I push open the door. It doesn’t make a sound. I step into the room. The dust settles around me lazily, drifting diagonally through the slashes of light from the small window in the top of the slanted ceiling. I look around – some old furniture, stacks of old magazines and papers, an old chest of drawers, and a couple of wooden boxes that look promising. I wonder whether I’ll be the queen of the storytelling today with my finds.
I walk carefully around the piles of things. The dust settles heavily. It doesn’t look like anyone’s been up here for a while. My Grandmother has made her bedroom on the ground floor where she is more comfortable and her son, my Uncle Jim, I doubt cares much to clean out the attic. I wonder how long these things have been here.

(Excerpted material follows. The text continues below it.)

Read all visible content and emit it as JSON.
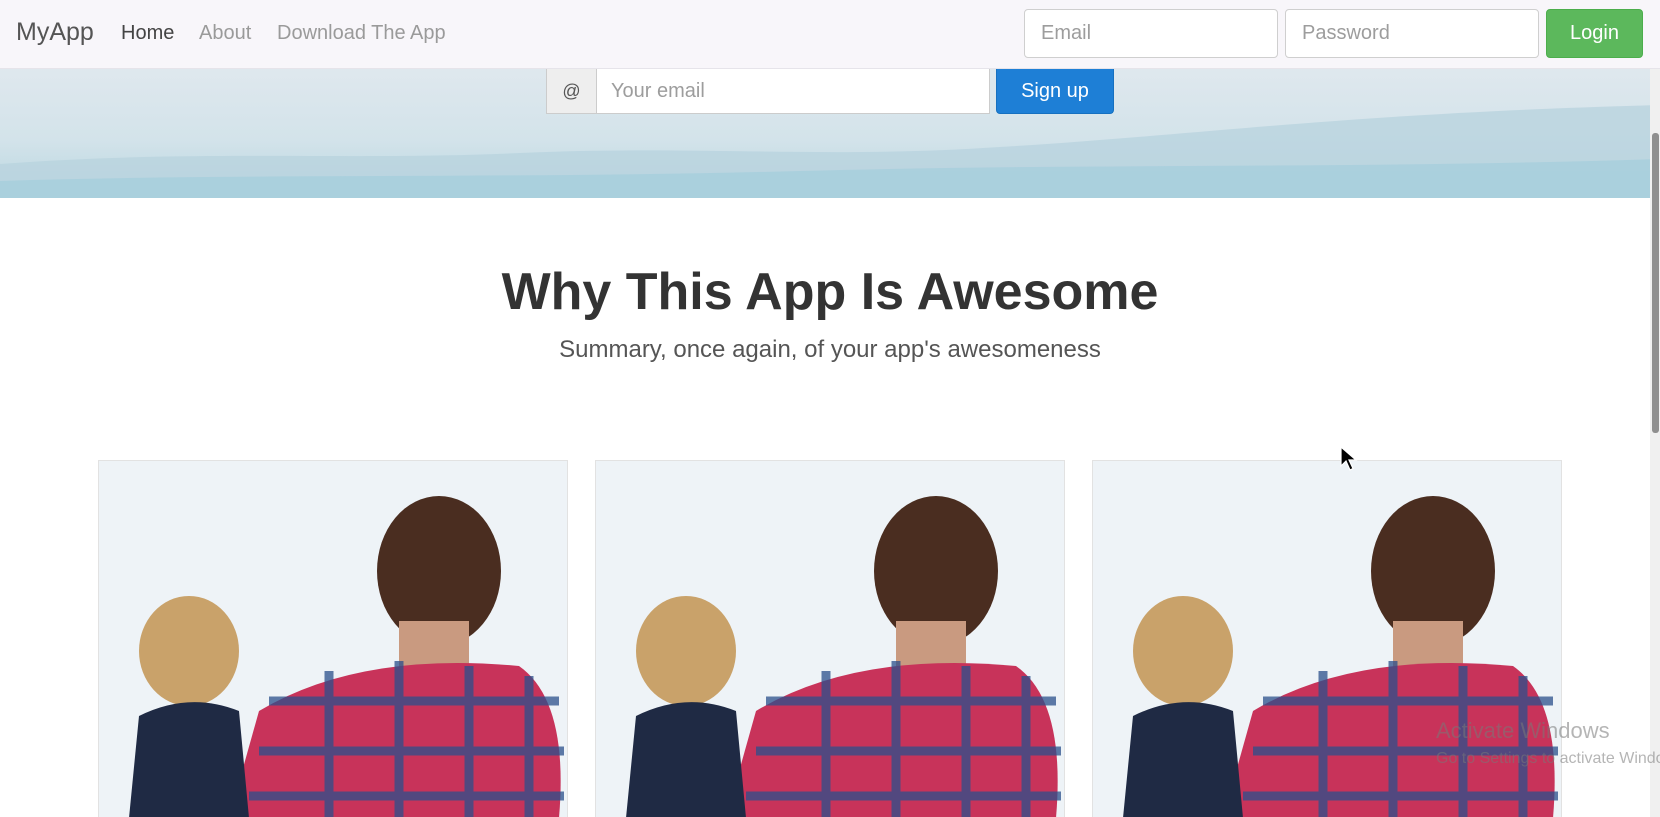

I open a box, loosely nailed shut and used to house some sort of faded fruit – plums, peaches, apples? The ink is a bare imprint of juicy treats and the name long since faded. Inside is a pile of metal gear type looking pieces. Stuff my brother might like. I close the lid carefully, not wanting to stir any more dust as my nose is now tickling.

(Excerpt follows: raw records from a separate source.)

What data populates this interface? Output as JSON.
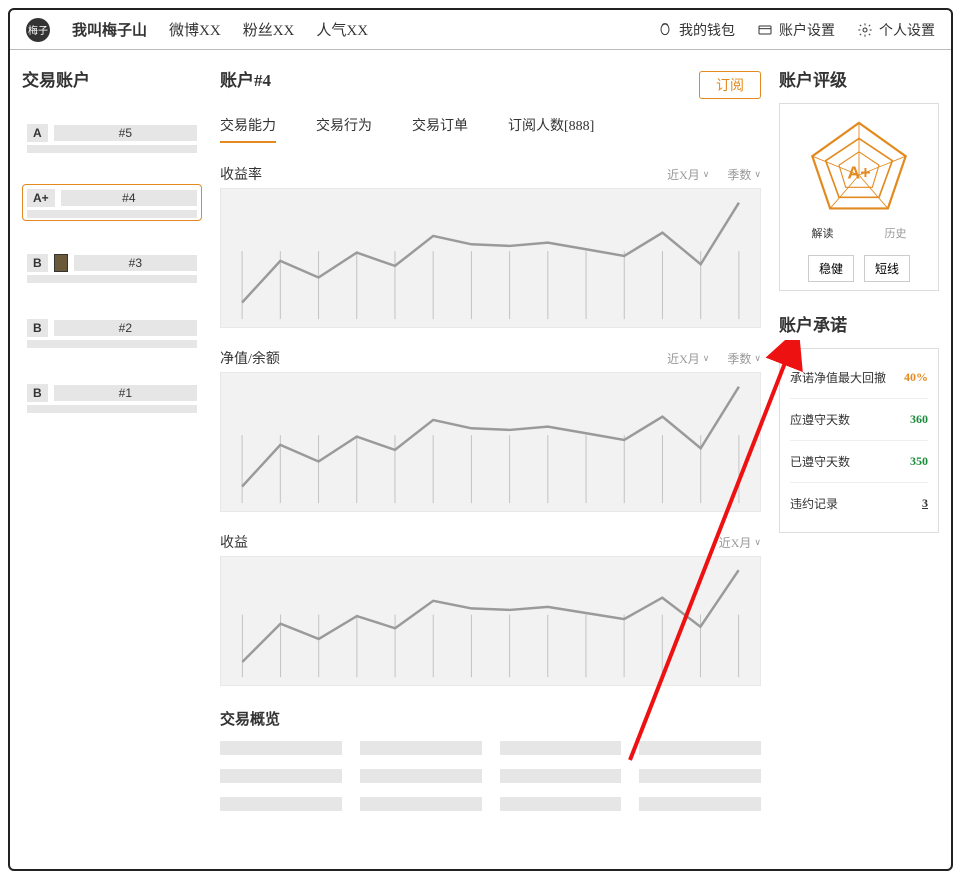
{
  "nav": {
    "logo_text": "梅子",
    "brand": "我叫梅子山",
    "links": [
      "微博XX",
      "粉丝XX",
      "人气XX"
    ],
    "right": [
      {
        "icon": "wallet-icon",
        "label": "我的钱包"
      },
      {
        "icon": "card-icon",
        "label": "账户设置"
      },
      {
        "icon": "gear-icon",
        "label": "个人设置"
      }
    ]
  },
  "sidebar": {
    "title": "交易账户",
    "accounts": [
      {
        "grade": "A",
        "name": "#5",
        "selected": false,
        "avatar": false
      },
      {
        "grade": "A+",
        "name": "#4",
        "selected": true,
        "avatar": false
      },
      {
        "grade": "B",
        "name": "#3",
        "selected": false,
        "avatar": true
      },
      {
        "grade": "B",
        "name": "#2",
        "selected": false,
        "avatar": false
      },
      {
        "grade": "B",
        "name": "#1",
        "selected": false,
        "avatar": false
      }
    ]
  },
  "center": {
    "title": "账户#4",
    "subscribe": "订阅",
    "tabs": [
      {
        "label": "交易能力",
        "active": true
      },
      {
        "label": "交易行为",
        "active": false
      },
      {
        "label": "交易订单",
        "active": false
      },
      {
        "label": "订阅人数[888]",
        "active": false
      }
    ],
    "charts": [
      {
        "title": "收益率",
        "ctrl1": "近X月",
        "ctrl2": "季数"
      },
      {
        "title": "净值/余额",
        "ctrl1": "近X月",
        "ctrl2": "季数"
      },
      {
        "title": "收益",
        "ctrl1": "近X月",
        "ctrl2": ""
      }
    ],
    "overview_title": "交易概览"
  },
  "rating": {
    "title": "账户评级",
    "grade": "A+",
    "tab1": "解读",
    "tab2": "历史",
    "btn1": "稳健",
    "btn2": "短线"
  },
  "promise": {
    "title": "账户承诺",
    "rows": [
      {
        "label": "承诺净值最大回撤",
        "value": "40%",
        "cls": "val-orange"
      },
      {
        "label": "应遵守天数",
        "value": "360",
        "cls": "val-green"
      },
      {
        "label": "已遵守天数",
        "value": "350",
        "cls": "val-green"
      },
      {
        "label": "违约记录",
        "value": "3",
        "cls": "val-underline"
      }
    ]
  },
  "chart_data": [
    {
      "type": "line",
      "title": "收益率",
      "x": [
        1,
        2,
        3,
        4,
        5,
        6,
        7,
        8,
        9,
        10,
        11,
        12,
        13,
        14
      ],
      "values": [
        10,
        35,
        25,
        40,
        32,
        50,
        45,
        44,
        46,
        42,
        38,
        52,
        33,
        70
      ],
      "grid": true
    },
    {
      "type": "line",
      "title": "净值/余额",
      "x": [
        1,
        2,
        3,
        4,
        5,
        6,
        7,
        8,
        9,
        10,
        11,
        12,
        13,
        14
      ],
      "values": [
        10,
        35,
        25,
        40,
        32,
        50,
        45,
        44,
        46,
        42,
        38,
        52,
        33,
        70
      ],
      "grid": true
    },
    {
      "type": "line",
      "title": "收益",
      "x": [
        1,
        2,
        3,
        4,
        5,
        6,
        7,
        8,
        9,
        10,
        11,
        12,
        13,
        14
      ],
      "values": [
        10,
        35,
        25,
        40,
        32,
        50,
        45,
        44,
        46,
        42,
        38,
        52,
        33,
        70
      ],
      "grid": true
    }
  ]
}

I leaf through a magazine. Nothing very interesting – outdated fashion and cheap looking gadgets promising kitchen and cleaning miracles. I put it back down disinterestedly. I make my way through the stale air to the bureau. It’s coated with a thick layer of dust, moreso than even the rest of the discarded furniture, and put my two hands on the curved wood handles. I pull. Nothing. I wiggle the drawer just a little bit, not to make noise. There is a jiggle. I wonder if any of the children were ever put into this bureau drawer when they were born. It's odd to think of my Aunt Jane or Aunt Mary, much older than my own mother, being babies.
My excitement rises. The drawer feels heavy. Suddenly it breaks free and jerks halfway open. I have to stand on my tiptoes to see inside, but am immediately disappointed. Some old papers with neatly printed lines and stamps to make them official on one side Heavy sweaters that smelled like fading mothballs and a pile of needles on the other side.
I try the other drawers, searching for the dark family secrets, never realizing that if there are family secrets they are probably mundane details in the paperwork – not discarded body parts or secretly hidden, ill relatives – but the other drawers won’t budge, swollen by the hot air and wedged tight. Disappointed I close the top drawer. Before leaving, I trace my initials, KSK, in the dust for the next secret-rescuer to find. Suddenly feeling like an intruder, I close the door behind me, wipe the dust off on my pants and rejoin the game of tinker toys as if I'd never left.